Few would disagree with the argument that humor largely depends upon one’s culture. First there is the idiom of language. I watched a British TV comedy recently and heard the audience roar with laughter over a word that had no meaning to me. One had to know the various ways the British used the term to understand the double entendre. Beyond culture, humor is also a matter of personal preference. Some people laugh at sight gags, a pie thrown in a person’s face, for example. Some don’t. Other roars at a joke their neighbors think is silly.  Why the disparity exists makes for good debate.      

Last week, I watched a recording of the final theater performance of “Beyond the Fringe, a British comedy revue from the 1960s. It was very popular and ran for several years. I was in England at the time but never managed to see a performance, so I didn’t hesitate to rent the DVD. All of the sketches struck me as still fresh and funny. Several times, I had to press the pause bottom so I could wipe away tears of laughter. The humor of the pieces depended neither upon sight gags nor a play with words but upon satire. One sketch is a conversation between two philosophy professors trying to impress one another. Having been a philosophy major, I enjoyed watching two grown men fret about the interpretation of a word while the world lay in chaos at their feet.

As yet no thinker has developed an accurate definition for humor. Some have argued that the various forms – sight gags, word play and satire — share the element of surprise. Seeing someone slip on a banana peel, hearing words used inappropriately, or watching serious people behaving “unseriously” tickles our fancy. It’s not what we expect. 

Surprise, however, as an explanation for humor isn’t the defining element. Terror, too, needs surprise. Walking down a dark corridor in a haunted house is rife with the fear of surprise. And oddly enough, fear can promote a desire to laugh. Both emotions reside in the limbic brain, so the wires sometimes get crossed.

Nonetheless, an author who wishes to write humor must wrestle with surprise and become its master. It’s the one aspect of humor that crosses cultural lines. Like salt in an apple pie, if it’s missing the taste is flat.

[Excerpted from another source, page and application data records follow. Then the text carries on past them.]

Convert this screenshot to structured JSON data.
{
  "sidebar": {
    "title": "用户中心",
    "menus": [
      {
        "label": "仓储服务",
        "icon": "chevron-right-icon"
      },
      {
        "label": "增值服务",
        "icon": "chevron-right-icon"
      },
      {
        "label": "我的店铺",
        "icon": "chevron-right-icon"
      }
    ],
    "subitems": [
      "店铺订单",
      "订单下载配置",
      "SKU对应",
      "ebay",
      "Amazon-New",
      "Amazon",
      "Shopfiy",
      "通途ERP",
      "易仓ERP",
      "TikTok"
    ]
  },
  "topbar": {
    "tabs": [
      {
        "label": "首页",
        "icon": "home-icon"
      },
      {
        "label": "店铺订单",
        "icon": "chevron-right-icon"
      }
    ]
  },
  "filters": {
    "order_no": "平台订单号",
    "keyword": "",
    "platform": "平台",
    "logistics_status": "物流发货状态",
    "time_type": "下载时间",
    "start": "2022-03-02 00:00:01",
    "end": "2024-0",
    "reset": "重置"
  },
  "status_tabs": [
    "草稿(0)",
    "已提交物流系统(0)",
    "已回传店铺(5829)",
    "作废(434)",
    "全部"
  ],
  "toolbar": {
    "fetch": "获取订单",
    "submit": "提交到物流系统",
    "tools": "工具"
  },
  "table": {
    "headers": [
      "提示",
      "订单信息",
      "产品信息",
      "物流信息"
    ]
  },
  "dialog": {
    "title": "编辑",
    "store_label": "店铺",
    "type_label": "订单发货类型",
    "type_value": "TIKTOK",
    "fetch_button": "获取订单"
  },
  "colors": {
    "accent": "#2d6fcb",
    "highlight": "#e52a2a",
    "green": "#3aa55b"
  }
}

Other mammals share a sense of humor with humans, of course — dolphins, for example — though I cannot say if a pie in the face would strike them as funny.    Certainly, I’d never try it on a lion… too big a culture difference.